-- Your assignment --
Copy out each line of the data below in which "JSON" appears.

Entries from a dataset of interfaces
______
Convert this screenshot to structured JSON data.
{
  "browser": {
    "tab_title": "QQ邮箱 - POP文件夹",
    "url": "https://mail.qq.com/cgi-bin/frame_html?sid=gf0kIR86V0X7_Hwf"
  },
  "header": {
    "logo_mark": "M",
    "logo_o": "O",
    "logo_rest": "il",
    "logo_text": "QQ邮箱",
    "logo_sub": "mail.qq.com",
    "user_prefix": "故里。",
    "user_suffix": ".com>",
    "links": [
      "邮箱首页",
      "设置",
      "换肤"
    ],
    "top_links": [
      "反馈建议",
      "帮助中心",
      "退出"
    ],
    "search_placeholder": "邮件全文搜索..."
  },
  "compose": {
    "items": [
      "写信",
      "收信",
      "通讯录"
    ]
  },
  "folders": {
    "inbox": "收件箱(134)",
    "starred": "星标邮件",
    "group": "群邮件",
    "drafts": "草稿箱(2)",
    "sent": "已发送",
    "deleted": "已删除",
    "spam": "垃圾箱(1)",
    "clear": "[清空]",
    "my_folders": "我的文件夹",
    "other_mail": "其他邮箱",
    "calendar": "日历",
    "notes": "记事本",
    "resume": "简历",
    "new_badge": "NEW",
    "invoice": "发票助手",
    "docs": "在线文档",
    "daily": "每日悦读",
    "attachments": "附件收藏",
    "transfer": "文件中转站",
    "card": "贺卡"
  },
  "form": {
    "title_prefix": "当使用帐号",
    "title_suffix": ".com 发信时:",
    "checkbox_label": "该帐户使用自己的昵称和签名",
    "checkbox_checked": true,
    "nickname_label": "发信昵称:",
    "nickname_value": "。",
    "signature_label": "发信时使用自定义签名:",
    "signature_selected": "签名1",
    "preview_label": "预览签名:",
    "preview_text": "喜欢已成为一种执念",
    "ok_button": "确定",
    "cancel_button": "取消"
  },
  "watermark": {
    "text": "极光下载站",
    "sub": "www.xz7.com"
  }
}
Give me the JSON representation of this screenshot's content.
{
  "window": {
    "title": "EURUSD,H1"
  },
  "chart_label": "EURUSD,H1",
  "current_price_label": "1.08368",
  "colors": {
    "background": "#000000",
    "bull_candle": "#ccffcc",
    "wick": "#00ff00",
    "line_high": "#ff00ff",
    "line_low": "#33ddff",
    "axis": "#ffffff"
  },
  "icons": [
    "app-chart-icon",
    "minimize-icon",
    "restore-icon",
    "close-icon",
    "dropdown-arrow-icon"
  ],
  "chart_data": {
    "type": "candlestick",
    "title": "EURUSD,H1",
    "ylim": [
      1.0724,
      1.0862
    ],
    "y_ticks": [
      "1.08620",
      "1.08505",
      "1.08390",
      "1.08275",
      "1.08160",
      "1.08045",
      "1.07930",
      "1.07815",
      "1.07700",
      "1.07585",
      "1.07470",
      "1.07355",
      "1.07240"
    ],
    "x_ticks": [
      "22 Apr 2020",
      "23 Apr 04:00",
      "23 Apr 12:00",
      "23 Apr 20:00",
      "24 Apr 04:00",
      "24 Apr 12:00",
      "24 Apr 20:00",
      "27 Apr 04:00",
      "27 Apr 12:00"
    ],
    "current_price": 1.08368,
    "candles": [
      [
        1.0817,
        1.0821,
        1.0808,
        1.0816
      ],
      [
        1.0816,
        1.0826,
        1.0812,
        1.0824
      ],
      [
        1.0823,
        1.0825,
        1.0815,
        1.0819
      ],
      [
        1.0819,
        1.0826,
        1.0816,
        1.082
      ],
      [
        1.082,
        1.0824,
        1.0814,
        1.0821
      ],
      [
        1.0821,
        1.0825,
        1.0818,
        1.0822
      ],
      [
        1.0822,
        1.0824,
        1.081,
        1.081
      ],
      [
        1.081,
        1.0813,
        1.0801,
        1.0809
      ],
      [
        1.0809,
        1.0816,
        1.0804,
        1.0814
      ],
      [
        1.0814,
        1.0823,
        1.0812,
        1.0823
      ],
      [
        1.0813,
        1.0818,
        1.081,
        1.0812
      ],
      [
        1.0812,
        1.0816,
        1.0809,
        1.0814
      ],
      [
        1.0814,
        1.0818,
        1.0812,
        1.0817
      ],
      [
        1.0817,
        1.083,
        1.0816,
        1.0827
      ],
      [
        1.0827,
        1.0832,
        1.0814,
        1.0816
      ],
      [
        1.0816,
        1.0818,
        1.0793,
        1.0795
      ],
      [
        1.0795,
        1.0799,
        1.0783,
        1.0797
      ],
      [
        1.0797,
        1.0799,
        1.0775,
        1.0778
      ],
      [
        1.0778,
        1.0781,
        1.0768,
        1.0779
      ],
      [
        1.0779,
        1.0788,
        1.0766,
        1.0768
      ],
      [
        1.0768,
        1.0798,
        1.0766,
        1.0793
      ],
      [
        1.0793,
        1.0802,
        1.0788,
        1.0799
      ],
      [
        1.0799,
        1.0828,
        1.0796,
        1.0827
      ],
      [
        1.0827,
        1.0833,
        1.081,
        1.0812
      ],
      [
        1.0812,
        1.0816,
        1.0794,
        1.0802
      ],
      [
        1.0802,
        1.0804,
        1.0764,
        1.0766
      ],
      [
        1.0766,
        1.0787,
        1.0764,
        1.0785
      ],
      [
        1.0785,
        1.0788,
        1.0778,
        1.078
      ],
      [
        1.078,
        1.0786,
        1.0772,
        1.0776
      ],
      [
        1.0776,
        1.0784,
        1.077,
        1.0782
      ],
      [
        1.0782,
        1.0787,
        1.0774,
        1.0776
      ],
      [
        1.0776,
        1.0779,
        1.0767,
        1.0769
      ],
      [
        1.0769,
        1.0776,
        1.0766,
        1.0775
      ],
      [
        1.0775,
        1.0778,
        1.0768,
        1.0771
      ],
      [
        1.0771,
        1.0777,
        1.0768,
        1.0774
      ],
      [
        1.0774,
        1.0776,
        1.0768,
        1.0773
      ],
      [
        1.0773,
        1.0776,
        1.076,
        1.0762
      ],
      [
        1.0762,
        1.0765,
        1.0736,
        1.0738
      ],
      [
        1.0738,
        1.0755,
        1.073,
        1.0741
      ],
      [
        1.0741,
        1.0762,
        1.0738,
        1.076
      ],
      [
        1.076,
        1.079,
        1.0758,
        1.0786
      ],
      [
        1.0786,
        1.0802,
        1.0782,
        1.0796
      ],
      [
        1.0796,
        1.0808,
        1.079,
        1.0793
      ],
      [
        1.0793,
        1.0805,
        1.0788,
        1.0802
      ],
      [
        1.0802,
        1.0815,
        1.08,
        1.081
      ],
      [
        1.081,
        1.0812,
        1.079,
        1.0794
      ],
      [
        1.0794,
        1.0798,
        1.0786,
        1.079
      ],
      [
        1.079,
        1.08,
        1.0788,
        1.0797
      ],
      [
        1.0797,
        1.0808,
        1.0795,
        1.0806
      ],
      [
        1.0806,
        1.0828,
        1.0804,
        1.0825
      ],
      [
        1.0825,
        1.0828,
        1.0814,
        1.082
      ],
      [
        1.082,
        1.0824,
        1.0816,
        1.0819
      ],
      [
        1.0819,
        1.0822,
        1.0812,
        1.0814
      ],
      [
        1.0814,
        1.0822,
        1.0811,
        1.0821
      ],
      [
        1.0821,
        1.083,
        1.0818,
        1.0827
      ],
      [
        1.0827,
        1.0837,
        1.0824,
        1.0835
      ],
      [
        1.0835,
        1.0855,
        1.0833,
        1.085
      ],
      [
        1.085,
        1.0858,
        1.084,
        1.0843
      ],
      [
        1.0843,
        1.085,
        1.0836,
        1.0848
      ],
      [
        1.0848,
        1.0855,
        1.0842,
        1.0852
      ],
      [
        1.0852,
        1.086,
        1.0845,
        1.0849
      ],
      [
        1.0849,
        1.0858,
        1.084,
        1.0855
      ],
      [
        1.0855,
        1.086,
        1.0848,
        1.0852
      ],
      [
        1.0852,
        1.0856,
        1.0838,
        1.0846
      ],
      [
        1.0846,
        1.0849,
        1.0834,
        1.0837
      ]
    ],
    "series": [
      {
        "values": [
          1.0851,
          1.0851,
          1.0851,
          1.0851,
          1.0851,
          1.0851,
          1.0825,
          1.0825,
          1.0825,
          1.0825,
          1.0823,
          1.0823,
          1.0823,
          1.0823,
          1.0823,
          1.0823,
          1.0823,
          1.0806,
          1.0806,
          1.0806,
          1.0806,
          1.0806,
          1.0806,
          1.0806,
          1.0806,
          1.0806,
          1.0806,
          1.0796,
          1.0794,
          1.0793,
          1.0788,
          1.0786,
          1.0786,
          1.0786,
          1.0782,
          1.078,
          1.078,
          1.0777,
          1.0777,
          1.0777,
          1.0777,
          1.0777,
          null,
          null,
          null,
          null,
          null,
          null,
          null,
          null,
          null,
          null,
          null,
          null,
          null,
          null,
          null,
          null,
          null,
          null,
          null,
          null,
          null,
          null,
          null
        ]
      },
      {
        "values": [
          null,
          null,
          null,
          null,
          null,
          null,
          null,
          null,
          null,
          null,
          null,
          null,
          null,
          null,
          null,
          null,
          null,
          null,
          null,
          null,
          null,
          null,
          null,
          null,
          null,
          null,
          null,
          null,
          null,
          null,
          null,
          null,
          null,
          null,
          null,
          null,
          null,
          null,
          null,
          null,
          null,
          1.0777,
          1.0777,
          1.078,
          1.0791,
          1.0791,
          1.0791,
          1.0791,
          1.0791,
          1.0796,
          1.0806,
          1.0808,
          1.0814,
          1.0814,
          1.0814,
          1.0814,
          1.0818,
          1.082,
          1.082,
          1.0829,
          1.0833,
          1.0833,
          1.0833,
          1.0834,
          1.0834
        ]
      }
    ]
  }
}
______
-- Solution to the problem --
Convert this screenshot to structured JSON data.
Give me the JSON representation of this screenshot's content.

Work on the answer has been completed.